It’s not entirely clear why the sale process failed. There is a fairly liquid M&A market for alarm companies at a multiple of 30-35x recurring monthly revenue (RMR). For AlarmForce’s $4 million of RMR, and adding $14 million of net cash, that would imply a sale price of $11-13/share. No buyer emerged at this price, which is surprising. Asking around suggests that buyers were put off by AlarmForce’s poor management systems, including inventory tracking and marketing analysis. It is telling that the board appears to have unanimously backed the termination of Joel and his family members within weeks of the end of the sale process.
How should investors think about this situation? If the business is permanently worse, then the cash flows available to shareholders might be as follows (note that the EBITDA numbers add back marketing costs, which AlarmForce expenses, unlike many competitors, who capitalize them):
|Customers||142,400||As of January 2014|
|EBITDA/Customer||$180||Averaged $183 during 2008-13; $210 in Q1 2014|
|Annual Churn||14%||11-12% during 2008-09; 14% in 2013|
|Customers to Replace||20,000||Churn was 18,700 in 2013|
|Customer Acquisition Cost||$750||Averaged $591 during 2008-10; $746 in 2013|
|Cash Cost to Replace||$15.0 million|
|Pretax FCF||$10.6 million|
|Taxes||$3.7 million||35% tax rate|
|FCF||$6.9 million||"Steady-state" FCF|
|Shares Out||12.0 million|
|FCF / Share||$0.58|

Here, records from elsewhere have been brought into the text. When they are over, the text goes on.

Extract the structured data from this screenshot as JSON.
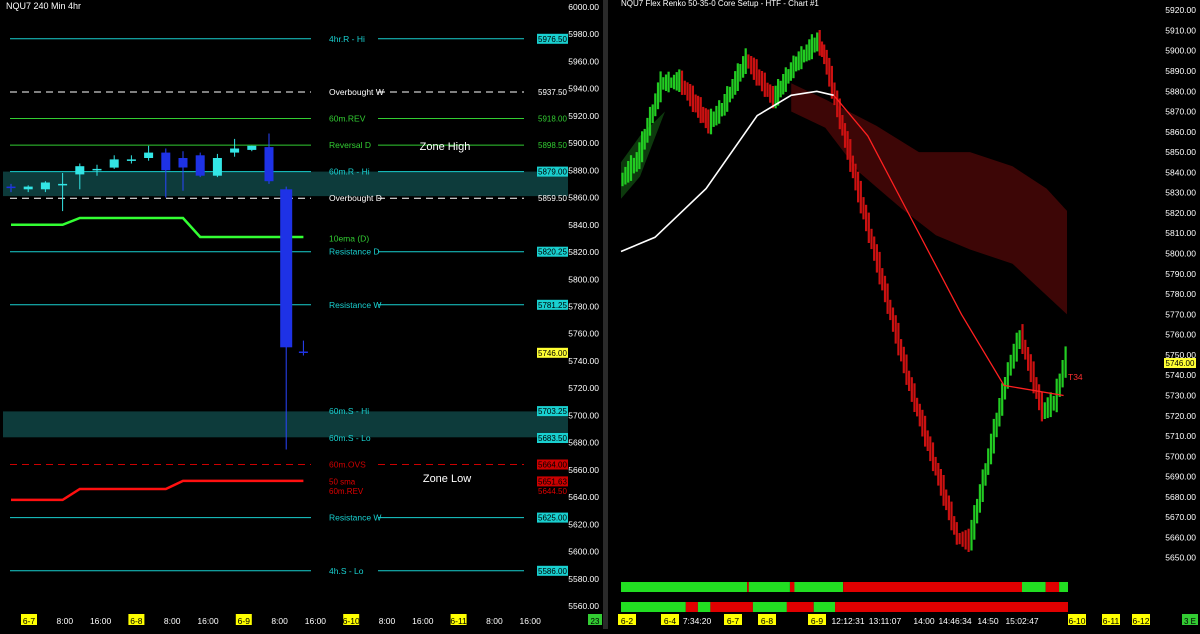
{
  "chart_data": [
    {
      "type": "candlestick",
      "title": "NQU7 240 Min  4hr",
      "ylim": [
        5555,
        6005
      ],
      "y_ticks": [
        6000,
        5980,
        5960,
        5940,
        5920,
        5900,
        5880,
        5860,
        5840,
        5820,
        5800,
        5780,
        5760,
        5740,
        5720,
        5700,
        5680,
        5660,
        5640,
        5620,
        5600,
        5580,
        5560
      ],
      "y_tick_labels": [
        "6000.00",
        "5980.00",
        "5960.00",
        "5940.00",
        "5920.00",
        "5900.00",
        "5880.00",
        "5860.00",
        "5840.00",
        "5820.00",
        "5800.00",
        "5780.00",
        "5760.00",
        "5740.00",
        "5720.00",
        "5700.00",
        "5680.00",
        "5660.00",
        "5640.00",
        "5620.00",
        "5600.00",
        "5580.00",
        "5560.00"
      ],
      "x_ticks": [
        {
          "label": "6-7",
          "highlight": true
        },
        {
          "label": "8:00",
          "highlight": false
        },
        {
          "label": "16:00",
          "highlight": false
        },
        {
          "label": "6-8",
          "highlight": true
        },
        {
          "label": "8:00",
          "highlight": false
        },
        {
          "label": "16:00",
          "highlight": false
        },
        {
          "label": "6-9",
          "highlight": true
        },
        {
          "label": "8:00",
          "highlight": false
        },
        {
          "label": "16:00",
          "highlight": false
        },
        {
          "label": "6-10",
          "highlight": true
        },
        {
          "label": "8:00",
          "highlight": false
        },
        {
          "label": "16:00",
          "highlight": false
        },
        {
          "label": "6-11",
          "highlight": true
        },
        {
          "label": "8:00",
          "highlight": false
        },
        {
          "label": "16:00",
          "highlight": false
        }
      ],
      "corner_label": "23",
      "candles": [
        {
          "o": 5868,
          "h": 5870,
          "l": 5864,
          "c": 5867
        },
        {
          "o": 5866,
          "h": 5869,
          "l": 5864,
          "c": 5868
        },
        {
          "o": 5866,
          "h": 5872,
          "l": 5864,
          "c": 5871
        },
        {
          "o": 5869,
          "h": 5878,
          "l": 5850,
          "c": 5870
        },
        {
          "o": 5877,
          "h": 5885,
          "l": 5866,
          "c": 5883
        },
        {
          "o": 5880,
          "h": 5884,
          "l": 5876,
          "c": 5881
        },
        {
          "o": 5882,
          "h": 5891,
          "l": 5881,
          "c": 5888
        },
        {
          "o": 5887,
          "h": 5891,
          "l": 5885,
          "c": 5888
        },
        {
          "o": 5889,
          "h": 5898,
          "l": 5887,
          "c": 5893
        },
        {
          "o": 5893,
          "h": 5896,
          "l": 5860,
          "c": 5880
        },
        {
          "o": 5889,
          "h": 5894,
          "l": 5865,
          "c": 5882
        },
        {
          "o": 5891,
          "h": 5893,
          "l": 5875,
          "c": 5876
        },
        {
          "o": 5876,
          "h": 5892,
          "l": 5875,
          "c": 5889
        },
        {
          "o": 5893,
          "h": 5903,
          "l": 5890,
          "c": 5896
        },
        {
          "o": 5895,
          "h": 5898,
          "l": 5894,
          "c": 5898
        },
        {
          "o": 5897,
          "h": 5907,
          "l": 5870,
          "c": 5872
        },
        {
          "o": 5866,
          "h": 5868,
          "l": 5675,
          "c": 5750
        },
        {
          "o": 5747,
          "h": 5755,
          "l": 5744,
          "c": 5746
        }
      ],
      "zones": [
        {
          "name": "Zone High",
          "from": 5861,
          "to": 5879
        },
        {
          "name": "Zone Low",
          "from": 5684,
          "to": 5703
        }
      ],
      "zone_labels": [
        "Zone High",
        "Zone Low"
      ],
      "levels": [
        {
          "label": "4hr.R - Hi",
          "value": 5976.5,
          "value_label": "5976.50",
          "color": "#19d0d0",
          "style": "solid",
          "badge": true
        },
        {
          "label": "Overbought W",
          "value": 5937.5,
          "value_label": "5937.50",
          "color": "#ffffff",
          "style": "dashed",
          "badge": false
        },
        {
          "label": "60m.REV",
          "value": 5918,
          "value_label": "5918.00",
          "color": "#32cd32",
          "style": "solid",
          "badge": false
        },
        {
          "label": "Reversal D",
          "value": 5898.5,
          "value_label": "5898.50",
          "color": "#32cd32",
          "style": "solid",
          "badge": false
        },
        {
          "label": "60m.R - Hi",
          "value": 5879,
          "value_label": "5879.00",
          "color": "#19d0d0",
          "style": "solid",
          "badge": true
        },
        {
          "label": "Overbought D",
          "value": 5859.5,
          "value_label": "5859.50",
          "color": "#ffffff",
          "style": "dashed",
          "badge": false
        },
        {
          "label": "Resistance D",
          "value": 5820.25,
          "value_label": "5820.25",
          "color": "#19d0d0",
          "style": "solid",
          "badge": true
        },
        {
          "label": "Resistance W",
          "value": 5781.25,
          "value_label": "5781.25",
          "color": "#19d0d0",
          "style": "solid",
          "badge": true
        },
        {
          "label": "60m.S - Hi",
          "value": 5703.25,
          "value_label": "5703.25",
          "color": "#19d0d0",
          "style": "none",
          "badge": true
        },
        {
          "label": "60m.S - Lo",
          "value": 5683.5,
          "value_label": "5683.50",
          "color": "#19d0d0",
          "style": "none",
          "badge": true
        },
        {
          "label": "60m.OVS",
          "value": 5664,
          "value_label": "5664.00",
          "color": "#cc0000",
          "style": "dashed",
          "badge": true
        },
        {
          "label": "Resistance W",
          "value": 5625,
          "value_label": "5625.00",
          "color": "#19d0d0",
          "style": "solid",
          "badge": true
        },
        {
          "label": "4h.S - Lo",
          "value": 5586,
          "value_label": "5586.00",
          "color": "#19d0d0",
          "style": "solid",
          "badge": true
        }
      ],
      "ema_label": {
        "label": "10ema (D)",
        "value": 5830
      },
      "sma_labels": [
        {
          "label": "50 sma",
          "value": 5651.63,
          "value_label": "5651.63"
        },
        {
          "label": "60m.REV",
          "value": 5644.5,
          "value_label": "5644.50"
        }
      ],
      "last_price": {
        "value": 5746,
        "value_label": "5746.00"
      },
      "ema_path": [
        [
          0,
          5840
        ],
        [
          3,
          5840
        ],
        [
          4,
          5845
        ],
        [
          10,
          5845
        ],
        [
          11,
          5831
        ],
        [
          17,
          5831
        ]
      ],
      "sma_path": [
        [
          0,
          5638
        ],
        [
          3,
          5638
        ],
        [
          4,
          5646
        ],
        [
          9,
          5646
        ],
        [
          10,
          5652
        ],
        [
          17,
          5652
        ]
      ]
    },
    {
      "type": "renko",
      "title": "NQU7 Flex Renko 50-35-0 Core Setup - HTF - Chart #1",
      "ylim": [
        5641,
        5925
      ],
      "y_ticks": [
        5920,
        5910,
        5900,
        5890,
        5880,
        5870,
        5860,
        5850,
        5840,
        5830,
        5820,
        5810,
        5800,
        5790,
        5780,
        5770,
        5760,
        5750,
        5740,
        5730,
        5720,
        5710,
        5700,
        5690,
        5680,
        5670,
        5660,
        5650
      ],
      "y_tick_labels": [
        "5920.00",
        "5910.00",
        "5900.00",
        "5890.00",
        "5880.00",
        "5870.00",
        "5860.00",
        "5850.00",
        "5840.00",
        "5830.00",
        "5820.00",
        "5810.00",
        "5800.00",
        "5790.00",
        "5780.00",
        "5770.00",
        "5760.00",
        "5750.00",
        "5740.00",
        "5730.00",
        "5720.00",
        "5710.00",
        "5700.00",
        "5690.00",
        "5680.00",
        "5670.00",
        "5660.00",
        "5650.00"
      ],
      "x_ticks": [
        {
          "label": "6-2",
          "highlight": true
        },
        {
          "label": "6-4",
          "highlight": true
        },
        {
          "label": "7:34:20",
          "highlight": false
        },
        {
          "label": "6-7",
          "highlight": true
        },
        {
          "label": "6-8",
          "highlight": true
        },
        {
          "label": "6-9",
          "highlight": true
        },
        {
          "label": "12:12:31",
          "highlight": false
        },
        {
          "label": "13:11:07",
          "highlight": false
        },
        {
          "label": "14:00",
          "highlight": false
        },
        {
          "label": "14:46:34",
          "highlight": false
        },
        {
          "label": "14:50",
          "highlight": false
        },
        {
          "label": "15:02:47",
          "highlight": false
        },
        {
          "label": "6-10",
          "highlight": true
        },
        {
          "label": "6-11",
          "highlight": true
        },
        {
          "label": "6-12",
          "highlight": true
        }
      ],
      "corner_label": "3 E",
      "last_price": {
        "value": 5746,
        "value_label": "5746.00"
      },
      "level_label": {
        "label": "T34",
        "value": 5739
      },
      "price_path": [
        [
          0,
          5836
        ],
        [
          10,
          5846
        ],
        [
          24,
          5884
        ],
        [
          35,
          5885
        ],
        [
          43,
          5875
        ],
        [
          52,
          5864
        ],
        [
          60,
          5872
        ],
        [
          74,
          5896
        ],
        [
          90,
          5876
        ],
        [
          102,
          5893
        ],
        [
          116,
          5905
        ],
        [
          120,
          5897
        ],
        [
          140,
          5830
        ],
        [
          170,
          5735
        ],
        [
          198,
          5660
        ],
        [
          205,
          5658
        ],
        [
          228,
          5743
        ],
        [
          235,
          5760
        ],
        [
          248,
          5722
        ],
        [
          255,
          5727
        ],
        [
          262,
          5749
        ]
      ],
      "ma_path": [
        [
          0,
          5801
        ],
        [
          20,
          5808
        ],
        [
          50,
          5832
        ],
        [
          80,
          5868
        ],
        [
          100,
          5878
        ],
        [
          115,
          5880
        ],
        [
          125,
          5878
        ],
        [
          145,
          5858
        ],
        [
          170,
          5818
        ],
        [
          200,
          5770
        ],
        [
          225,
          5735
        ],
        [
          260,
          5730
        ]
      ],
      "cloud": {
        "top": [
          [
            100,
            5884
          ],
          [
            120,
            5876
          ],
          [
            150,
            5863
          ],
          [
            175,
            5850
          ],
          [
            205,
            5850
          ],
          [
            230,
            5843
          ],
          [
            250,
            5832
          ],
          [
            262,
            5821
          ]
        ],
        "bottom": [
          [
            100,
            5870
          ],
          [
            120,
            5862
          ],
          [
            140,
            5840
          ],
          [
            165,
            5822
          ],
          [
            185,
            5809
          ],
          [
            205,
            5802
          ],
          [
            230,
            5795
          ],
          [
            262,
            5770
          ]
        ]
      },
      "signal_bars": [
        {
          "name": "bar-1",
          "segments": [
            {
              "from": 0,
              "to": 0.282,
              "color": "green"
            },
            {
              "from": 0.282,
              "to": 0.286,
              "color": "red"
            },
            {
              "from": 0.286,
              "to": 0.378,
              "color": "green"
            },
            {
              "from": 0.378,
              "to": 0.388,
              "color": "red"
            },
            {
              "from": 0.388,
              "to": 0.497,
              "color": "green"
            },
            {
              "from": 0.497,
              "to": 0.897,
              "color": "red"
            },
            {
              "from": 0.897,
              "to": 0.95,
              "color": "green"
            },
            {
              "from": 0.95,
              "to": 0.98,
              "color": "red"
            },
            {
              "from": 0.98,
              "to": 1,
              "color": "green"
            }
          ]
        },
        {
          "name": "bar-2",
          "segments": [
            {
              "from": 0,
              "to": 0.145,
              "color": "green"
            },
            {
              "from": 0.145,
              "to": 0.172,
              "color": "red"
            },
            {
              "from": 0.172,
              "to": 0.2,
              "color": "green"
            },
            {
              "from": 0.2,
              "to": 0.295,
              "color": "red"
            },
            {
              "from": 0.295,
              "to": 0.371,
              "color": "green"
            },
            {
              "from": 0.371,
              "to": 0.431,
              "color": "red"
            },
            {
              "from": 0.431,
              "to": 0.479,
              "color": "green"
            },
            {
              "from": 0.479,
              "to": 1,
              "color": "red"
            }
          ]
        }
      ]
    }
  ],
  "colors": {
    "background": "#000000",
    "axis_text": "#ffffff",
    "cyan": "#19d0d0",
    "green": "#32cd32",
    "red": "#e00000",
    "candle_up": "#33e6e6",
    "candle_down": "#1e32e6",
    "zone_fill": "#0d3b3b",
    "renko_up": "#22cc22",
    "renko_down": "#cc1111",
    "cloud": "#3d0606",
    "highlight_tick": "#ffff00"
  }
}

At today’s share price of $10.70, net of $14 million of cash on the balance sheet, that is a 6% yield, which is decent downside protection given the recurring nature of the cash flows (91% of revenues are contracted). Note that this downside protection was even better with the stock nearer $9/share.
If the board and new management succeed in returning the business to historical levels of profitability and churn, then cash flows might be as follows:
|Customers||142,400||As of January 2014|
|EBITDA / Customer||$210||Averaged $183 during 2008-09, $210 in Q1 2014|
|Annual Churn||12%||11-12% in 2008-09; 14% in 2013|
|Customers to Replace||17,000||Churn was 18,700 in 2013|
|Customer Acquisition Cost||$600||Averaged $591 during 2008-10; $746 in 2013|
|Cash Cost to Replace||$10.2 million|
|Pretax FCF||$19.7 million|
|FCF||$12.8 million||"Steady-state FCF"|
|Shares Out||12.0 million|
|FCF / Share||$1.07|
This would be an 11% yield on today’s $10.70/share price, which would be cheap given the recurring nature of the cash flows. It would also be cheap given the attractiveness of growing the customer base achieving those economics. In the downside case, the IRR of a new customer is under 10%. But in the upside case, assuming that there are opportunities to grow the customer base and retain the attractive economics, the IRR of a new customer is north of 20%. Using an 11% FCF yield to invest in 20%+ IRR new customers is a good thing over time.
AlarmForce’s strong balance sheet gives investors the luxury of waiting to see what happens to the economics under new management. It also gives management time to professionalize the company’s operations.
What are the downside risks?
The face of the company in many of its video ads is Joel Matlin. He is now an angry ex-CEO, and may interfere with the branding of the company going forward.
It’s possible that technology will disrupt the alarm business. Dropcam has a video product that has gotten a lot of attention, though its usefulness as an alarm is limited (hard to place on a door; no central monitoring or direct connection to the police). Cable companies say that the alarm business is a priority for them, though their offerings seem high cost relative to AlarmForce’s. Google may do something big in this area to add to thermostats. All of these seem well-mitigated by the low cost and focus on security of the AlarmForce service.